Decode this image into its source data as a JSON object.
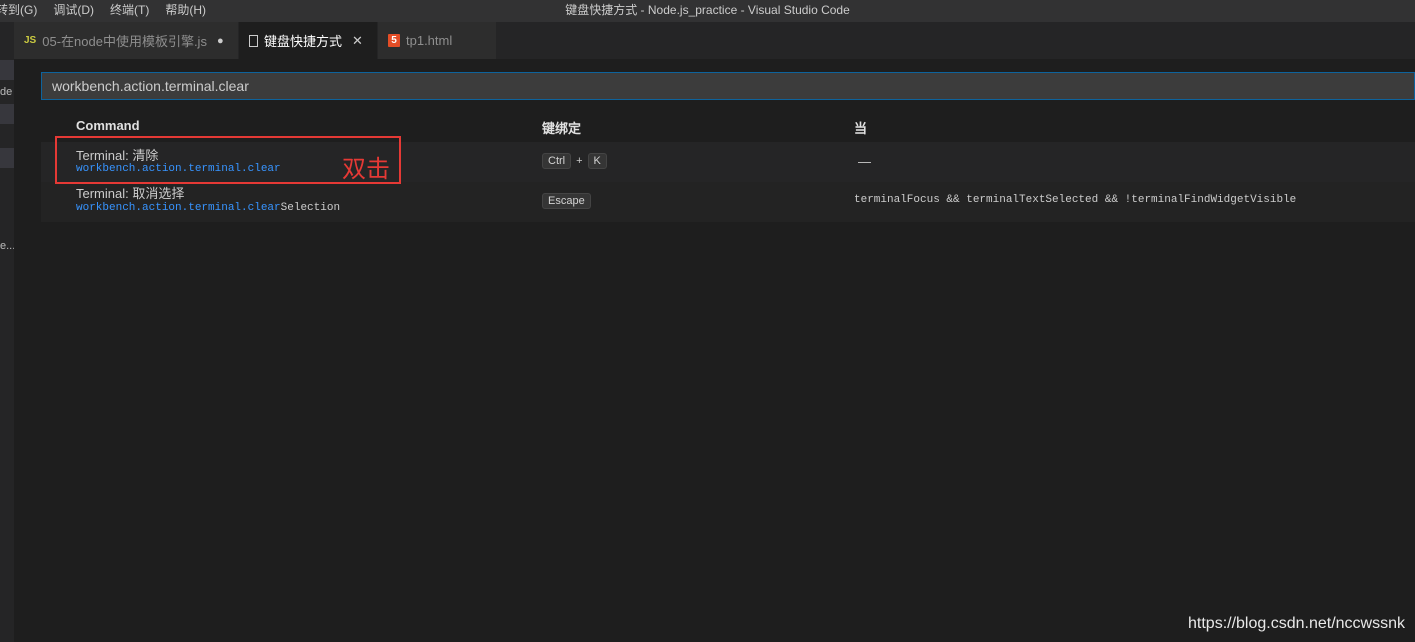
{
  "menu": [
    "转到(G)",
    "调试(D)",
    "终端(T)",
    "帮助(H)"
  ],
  "window_title": "键盘快捷方式 - Node.js_practice - Visual Studio Code",
  "sidebar_fragments": [
    "de",
    "e..."
  ],
  "tabs": [
    {
      "icon": "JS",
      "label": "05-在node中使用模板引擎.js",
      "indicator": "●"
    },
    {
      "icon": "file-icon",
      "label": "键盘快捷方式",
      "indicator": "✕"
    },
    {
      "icon": "5",
      "label": "tp1.html",
      "indicator": ""
    }
  ],
  "search": {
    "value": "workbench.action.terminal.clear",
    "placeholder": ""
  },
  "table": {
    "headers": {
      "command": "Command",
      "keybinding": "键绑定",
      "when": "当"
    },
    "rows": [
      {
        "title": "Terminal: 清除",
        "id_match": "workbench.action.terminal.clear",
        "id_rest": "",
        "keys": [
          "Ctrl",
          "K"
        ],
        "plus": "+",
        "when": "—"
      },
      {
        "title": "Terminal: 取消选择",
        "id_match": "workbench.action.terminal.clear",
        "id_rest": "Selection",
        "keys": [
          "Escape"
        ],
        "plus": "",
        "when": "terminalFocus && terminalTextSelected && !terminalFindWidgetVisible"
      }
    ]
  },
  "annotation": {
    "text": "双击",
    "color": "#e53935"
  },
  "watermark": "https://blog.csdn.net/nccwssnk",
  "colors": {
    "accent": "#3794ff",
    "focus_border": "#0e639c",
    "background": "#1e1e1e"
  }
}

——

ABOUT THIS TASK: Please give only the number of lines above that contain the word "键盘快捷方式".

YOUR SOLUTION: 2